== SUPPLIED MATERIAL ==
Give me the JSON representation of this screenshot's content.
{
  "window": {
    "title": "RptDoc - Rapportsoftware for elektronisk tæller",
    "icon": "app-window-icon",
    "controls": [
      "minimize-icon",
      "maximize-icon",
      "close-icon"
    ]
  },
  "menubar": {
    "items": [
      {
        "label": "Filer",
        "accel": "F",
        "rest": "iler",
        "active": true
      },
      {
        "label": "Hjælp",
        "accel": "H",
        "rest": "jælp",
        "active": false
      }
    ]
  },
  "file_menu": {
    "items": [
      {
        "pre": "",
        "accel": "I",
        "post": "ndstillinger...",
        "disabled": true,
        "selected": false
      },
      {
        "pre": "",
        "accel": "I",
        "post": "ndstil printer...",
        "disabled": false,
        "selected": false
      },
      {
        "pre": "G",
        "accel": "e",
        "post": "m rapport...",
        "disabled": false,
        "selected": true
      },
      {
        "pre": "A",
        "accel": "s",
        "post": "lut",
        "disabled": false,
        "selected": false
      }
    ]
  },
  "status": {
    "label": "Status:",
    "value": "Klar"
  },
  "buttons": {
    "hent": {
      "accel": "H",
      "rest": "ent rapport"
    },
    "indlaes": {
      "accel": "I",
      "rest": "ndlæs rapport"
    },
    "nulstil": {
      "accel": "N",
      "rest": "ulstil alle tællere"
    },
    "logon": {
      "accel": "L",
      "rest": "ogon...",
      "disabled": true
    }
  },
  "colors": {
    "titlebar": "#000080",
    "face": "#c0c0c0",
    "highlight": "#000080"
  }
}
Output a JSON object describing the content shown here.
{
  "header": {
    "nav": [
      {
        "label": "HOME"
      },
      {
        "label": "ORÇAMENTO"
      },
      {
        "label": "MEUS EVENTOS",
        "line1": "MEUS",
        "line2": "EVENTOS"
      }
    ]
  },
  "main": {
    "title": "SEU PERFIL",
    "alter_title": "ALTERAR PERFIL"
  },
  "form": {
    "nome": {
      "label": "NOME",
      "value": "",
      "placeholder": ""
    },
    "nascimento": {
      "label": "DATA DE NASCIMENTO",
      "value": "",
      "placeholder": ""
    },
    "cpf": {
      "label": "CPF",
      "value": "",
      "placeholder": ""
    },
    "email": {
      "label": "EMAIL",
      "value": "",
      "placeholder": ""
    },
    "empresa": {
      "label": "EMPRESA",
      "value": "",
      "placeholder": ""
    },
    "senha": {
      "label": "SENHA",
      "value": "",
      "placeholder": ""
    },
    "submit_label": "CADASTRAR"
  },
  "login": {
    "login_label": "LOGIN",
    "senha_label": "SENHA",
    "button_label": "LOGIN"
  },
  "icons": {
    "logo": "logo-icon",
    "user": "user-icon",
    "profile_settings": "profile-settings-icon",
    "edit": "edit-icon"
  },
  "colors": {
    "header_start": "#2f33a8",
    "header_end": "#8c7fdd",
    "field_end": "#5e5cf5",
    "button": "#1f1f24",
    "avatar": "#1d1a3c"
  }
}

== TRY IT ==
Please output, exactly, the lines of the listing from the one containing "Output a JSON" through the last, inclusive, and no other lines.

== RESULT OF THE EXERCISE ==
Output a JSON object describing the content shown here.
{
  "header": {
    "nav": [
      {
        "label": "HOME"
      },
      {
        "label": "ORÇAMENTO"
      },
      {
        "label": "MEUS EVENTOS",
        "line1": "MEUS",
        "line2": "EVENTOS"
      }
    ]
  },
  "main": {
    "title": "SEU PERFIL",
    "alter_title": "ALTERAR PERFIL"
  },
  "form": {
    "nome": {
      "label": "NOME",
      "value": "",
      "placeholder": ""
    },
    "nascimento": {
      "label": "DATA DE NASCIMENTO",
      "value": "",
      "placeholder": ""
    },
    "cpf": {
      "label": "CPF",
      "value": "",
      "placeholder": ""
    },
    "email": {
      "label": "EMAIL",
      "value": "",
      "placeholder": ""
    },
    "empresa": {
      "label": "EMPRESA",
      "value": "",
      "placeholder": ""
    },
    "senha": {
      "label": "SENHA",
      "value": "",
      "placeholder": ""
    },
    "submit_label": "CADASTRAR"
  },
  "login": {
    "login_label": "LOGIN",
    "senha_label": "SENHA",
    "button_label": "LOGIN"
  },
  "icons": {
    "logo": "logo-icon",
    "user": "user-icon",
    "profile_settings": "profile-settings-icon",
    "edit": "edit-icon"
  },
  "colors": {
    "header_start": "#2f33a8",
    "header_end": "#8c7fdd",
    "field_end": "#5e5cf5",
    "button": "#1f1f24",
    "avatar": "#1d1a3c"
  }
}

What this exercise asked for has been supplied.